“Living in the countryside involves lots of work, that’s true, but it’s great for the kids to gain a sense of what it is to have to work to enjoy what we have. They learn where our food comes from and about life and death. They perceive and fully understand this world and learn important, yet not always easy, life lessons.” 

Keep Reading: Physician: American Children ‘Immersed in a Culture of Disrespect’

[1] Niki Boon Photography. http://www.nikiboonphotos.com/ 

[2] Greta Jaruševičiūtė. Photographer Mom Documents Her Kids’ Childhood Without Electronic Devices. Bored Panda. https://www.boredpanda.com/raw-childhood-without-electronic-devices-niki-boon-new-zealand/ 2016 

[3] Ann Pietrangelo. How Does Technology Affect Your Health? The Good, the Bad, and Tips for Use. Healthline. https://www.healthline.com/health/negative-effects-of-technology May 23, 2019 

[4] Claire McCarthy, MD. 6 reasons children need to play outside. Harvard Health Publishing. https://www.health.harvard.edu/blog/6-reasons-children-need-to-play-outside-2018052213880 May 22, 2018 

[5] Niki Boon. “Children in the Raw.” https://www.instagram.com/nikiboonphoto/ 

Advertisement
Sarah Schafer
Founder of The Creative Palate
Sarah is a baker, cook, author, and blogger living in Toronto. She believes that food is the best method of healing and a classic way of bringing people together. In her spare time, Sarah does yoga, reads cookbooks, writes stories, and finds ways to make any type of food in her blender. Her blog The Creative Palate shares the nutrition and imagination of her recipes for others embarking on their journey to wellbeing.

A Special Message From Our Founders


Use Superfoods as Medicine e-book

Over the past few years of working with health experts all over the world, there’s one major insight we’ve learned.

You don’t have to rely on expensive medications for the rest of your lives.

Most health problems can often be resolved with a good diet, exercise and a few powerful superfoods.
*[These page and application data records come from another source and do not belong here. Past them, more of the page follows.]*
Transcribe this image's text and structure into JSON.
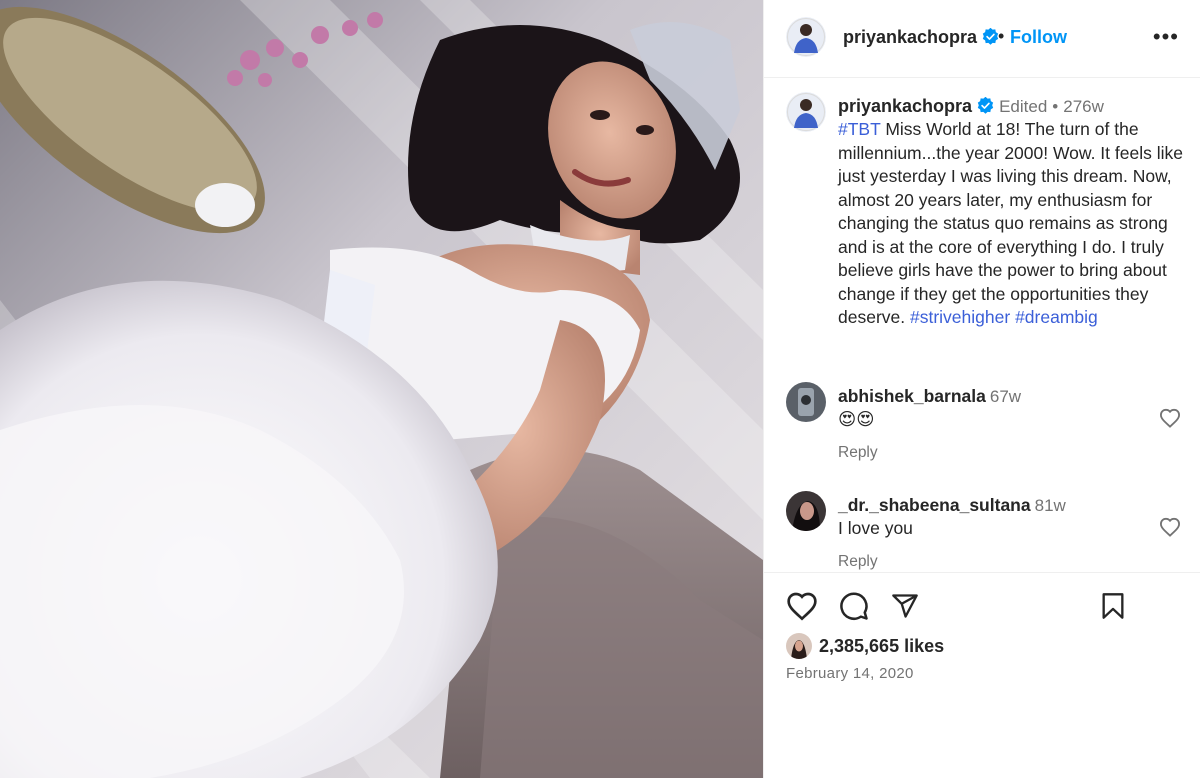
{
  "post": {
    "username": "priyankachopra",
    "follow_label": "Follow",
    "more_label": "•••",
    "dot": "•"
  },
  "caption": {
    "username": "priyankachopra",
    "edited": "Edited",
    "sep": "•",
    "age": "276w",
    "tag_tbt": "#TBT",
    "body": " Miss World at 18! The turn of the millennium...the year 2000! Wow. It feels like just yesterday I was living this dream. Now, almost 20 years later, my enthusiasm for changing the status quo remains as strong and is at the core of everything I do. I truly believe girls have the power to bring about change if they get the opportunities they deserve. ",
    "tag_strive": "#strivehigher",
    "tag_dream": "#dreambig"
  },
  "comments": [
    {
      "username": "abhishek_barnala",
      "age": "67w",
      "text": "😍😍",
      "reply_label": "Reply"
    },
    {
      "username": "_dr._shabeena_sultana",
      "age": "81w",
      "text": "I love you",
      "reply_label": "Reply"
    }
  ],
  "stats": {
    "likes": "2,385,665 likes",
    "date": "February 14, 2020"
  },
  "icons": {
    "verified": "verified-badge-icon",
    "like": "heart-icon",
    "comment": "comment-bubble-icon",
    "share": "paper-plane-icon",
    "save": "bookmark-icon",
    "more": "more-options-icon"
  },
  "colors": {
    "link_blue": "#0095f6",
    "hashtag": "#3b5fd8",
    "verified": "#0095f6",
    "muted": "#737373",
    "text": "#262626"
  }
}
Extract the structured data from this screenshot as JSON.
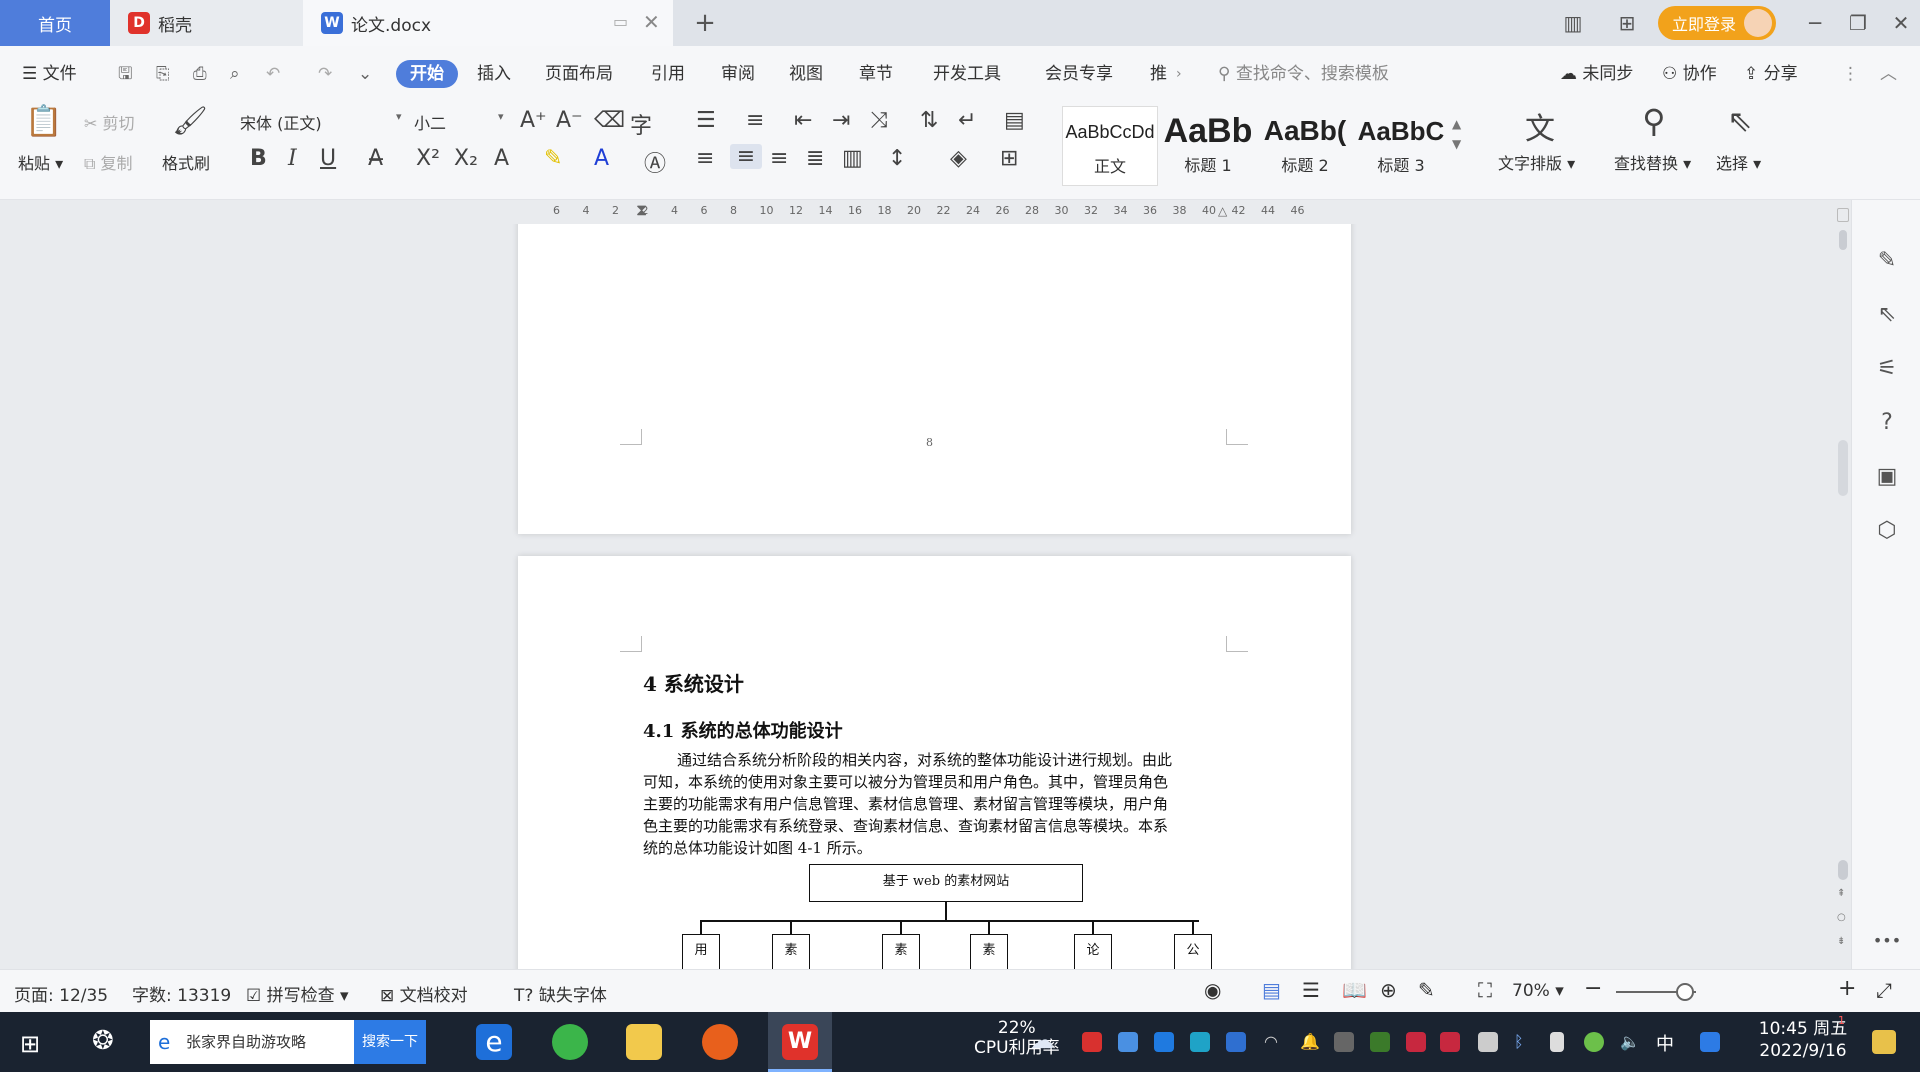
{
  "tabs": {
    "home": "首页",
    "wps": "稻壳",
    "doc": "论文.docx",
    "login": "立即登录"
  },
  "menu": {
    "file": "文件",
    "items": [
      "开始",
      "插入",
      "页面布局",
      "引用",
      "审阅",
      "视图",
      "章节",
      "开发工具",
      "会员专享",
      "推"
    ],
    "search_placeholder": "查找命令、搜索模板",
    "unsync": "未同步",
    "collab": "协作",
    "share": "分享"
  },
  "ribbon": {
    "paste": "粘贴",
    "cut": "剪切",
    "copy": "复制",
    "format_painter": "格式刷",
    "font_name": "宋体 (正文)",
    "font_size": "小二",
    "styles": [
      {
        "sample": "AaBbCcDd",
        "name": "正文"
      },
      {
        "sample": "AaBb",
        "name": "标题 1"
      },
      {
        "sample": "AaBb(",
        "name": "标题 2"
      },
      {
        "sample": "AaBbC",
        "name": "标题 3"
      }
    ],
    "text_layout": "文字排版",
    "find_replace": "查找替换",
    "select": "选择"
  },
  "ruler_ticks": [
    "6",
    "4",
    "2",
    "2",
    "4",
    "6",
    "8",
    "10",
    "12",
    "14",
    "16",
    "18",
    "20",
    "22",
    "24",
    "26",
    "28",
    "30",
    "32",
    "34",
    "36",
    "38",
    "40",
    "42",
    "44",
    "46"
  ],
  "document": {
    "page_number": "8",
    "heading1": "4 系统设计",
    "heading2": "4.1 系统的总体功能设计",
    "paragraph": [
      "通过结合系统分析阶段的相关内容，对系统的整体功能设计进行规划。由此",
      "可知，本系统的使用对象主要可以被分为管理员和用户角色。其中，管理员角色",
      "主要的功能需求有用户信息管理、素材信息管理、素材留言管理等模块，用户角",
      "色主要的功能需求有系统登录、查询素材信息、查询素材留言信息等模块。本系",
      "统的总体功能设计如图 4-1 所示。"
    ],
    "diagram_root": "基于 web 的素材网站",
    "diagram_children": [
      "用",
      "素",
      "素",
      "素",
      "论",
      "公"
    ]
  },
  "status": {
    "page": "页面: 12/35",
    "words": "字数: 13319",
    "spell": "拼写检查",
    "proof": "文档校对",
    "missing_font": "缺失字体",
    "zoom": "70%"
  },
  "taskbar": {
    "search_text": "张家界自助游攻略",
    "search_button": "搜索一下",
    "cpu_percent": "22%",
    "cpu_label": "CPU利用率",
    "ime": "中",
    "time": "10:45 周五",
    "date": "2022/9/16",
    "notify_badge": "1"
  },
  "colors": {
    "accent": "#4f7ddb",
    "login": "#f2a21b",
    "taskbar": "#1a2330",
    "wps_red": "#e0322b"
  }
}
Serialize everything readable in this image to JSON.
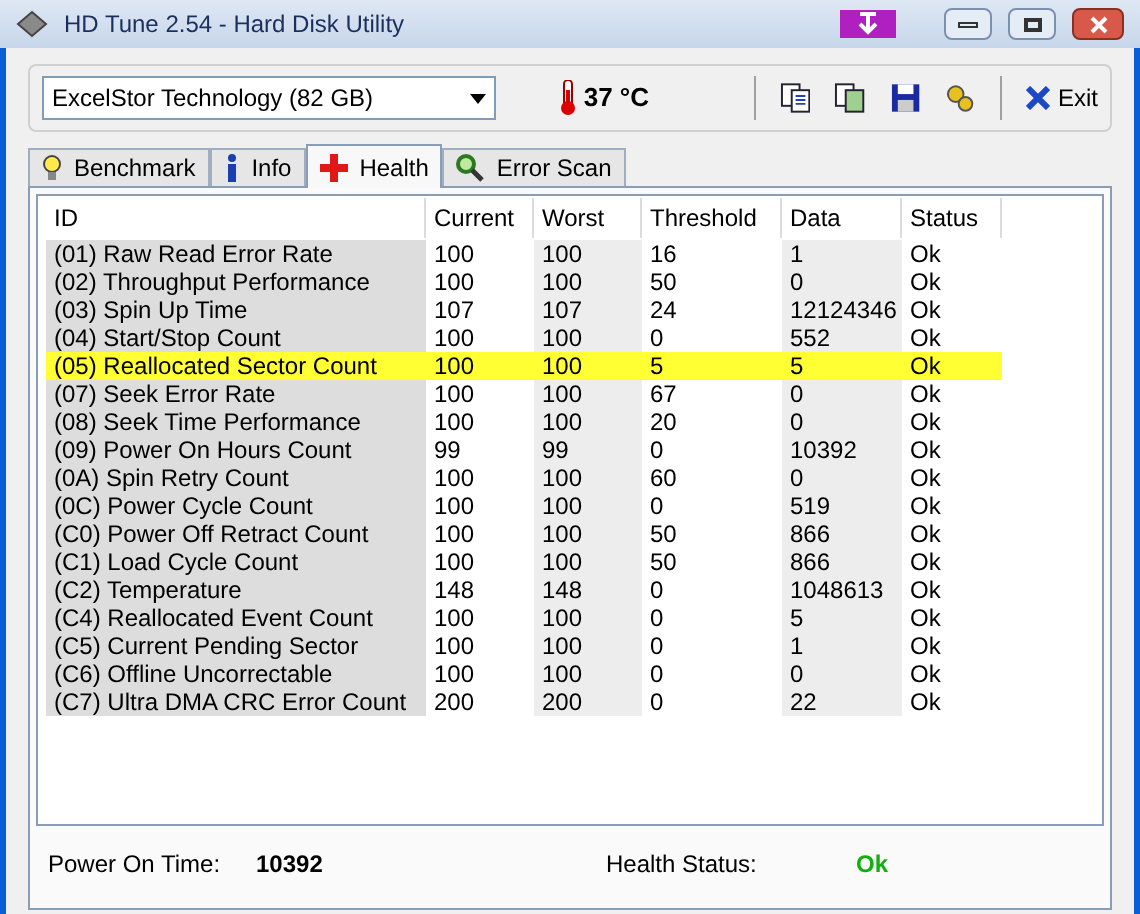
{
  "window": {
    "title": "HD Tune 2.54 - Hard Disk Utility"
  },
  "toolbar": {
    "drive": "ExcelStor Technology (82 GB)",
    "temperature": "37 °C",
    "exit": "Exit"
  },
  "tabs": [
    {
      "label": "Benchmark",
      "selected": false
    },
    {
      "label": "Info",
      "selected": false
    },
    {
      "label": "Health",
      "selected": true
    },
    {
      "label": "Error Scan",
      "selected": false
    }
  ],
  "table": {
    "columns": [
      "ID",
      "Current",
      "Worst",
      "Threshold",
      "Data",
      "Status"
    ],
    "rows": [
      {
        "cells": [
          "(01) Raw Read Error Rate",
          "100",
          "100",
          "16",
          "1",
          "Ok"
        ],
        "selected": false
      },
      {
        "cells": [
          "(02) Throughput Performance",
          "100",
          "100",
          "50",
          "0",
          "Ok"
        ],
        "selected": false
      },
      {
        "cells": [
          "(03) Spin Up Time",
          "107",
          "107",
          "24",
          "12124346",
          "Ok"
        ],
        "selected": false
      },
      {
        "cells": [
          "(04) Start/Stop Count",
          "100",
          "100",
          "0",
          "552",
          "Ok"
        ],
        "selected": false
      },
      {
        "cells": [
          "(05) Reallocated Sector Count",
          "100",
          "100",
          "5",
          "5",
          "Ok"
        ],
        "selected": true
      },
      {
        "cells": [
          "(07) Seek Error Rate",
          "100",
          "100",
          "67",
          "0",
          "Ok"
        ],
        "selected": false
      },
      {
        "cells": [
          "(08) Seek Time Performance",
          "100",
          "100",
          "20",
          "0",
          "Ok"
        ],
        "selected": false
      },
      {
        "cells": [
          "(09) Power On Hours Count",
          "99",
          "99",
          "0",
          "10392",
          "Ok"
        ],
        "selected": false
      },
      {
        "cells": [
          "(0A) Spin Retry Count",
          "100",
          "100",
          "60",
          "0",
          "Ok"
        ],
        "selected": false
      },
      {
        "cells": [
          "(0C) Power Cycle Count",
          "100",
          "100",
          "0",
          "519",
          "Ok"
        ],
        "selected": false
      },
      {
        "cells": [
          "(C0) Power Off Retract Count",
          "100",
          "100",
          "50",
          "866",
          "Ok"
        ],
        "selected": false
      },
      {
        "cells": [
          "(C1) Load Cycle Count",
          "100",
          "100",
          "50",
          "866",
          "Ok"
        ],
        "selected": false
      },
      {
        "cells": [
          "(C2) Temperature",
          "148",
          "148",
          "0",
          "1048613",
          "Ok"
        ],
        "selected": false
      },
      {
        "cells": [
          "(C4) Reallocated Event Count",
          "100",
          "100",
          "0",
          "5",
          "Ok"
        ],
        "selected": false
      },
      {
        "cells": [
          "(C5) Current Pending Sector",
          "100",
          "100",
          "0",
          "1",
          "Ok"
        ],
        "selected": false
      },
      {
        "cells": [
          "(C6) Offline Uncorrectable",
          "100",
          "100",
          "0",
          "0",
          "Ok"
        ],
        "selected": false
      },
      {
        "cells": [
          "(C7) Ultra DMA CRC Error Count",
          "200",
          "200",
          "0",
          "22",
          "Ok"
        ],
        "selected": false
      }
    ]
  },
  "footer": {
    "power_on_label": "Power On Time:",
    "power_on_value": "10392",
    "health_label": "Health Status:",
    "health_value": "Ok"
  }
}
In fact, we’ve gone through hundreds of scientific papers and ‘superfood’ claims and only selected the top 5% that are:

  • Backed by scientific research
  • Affordable
  • Simple to use

We then put this valuable information into the Superfood as Medicine Guide: a 100+ page guide on the 7 most powerful superfoods available, including:

  • Exact dosages for every health ailment
  • DIY recipes to create your own products
  • Simple recipes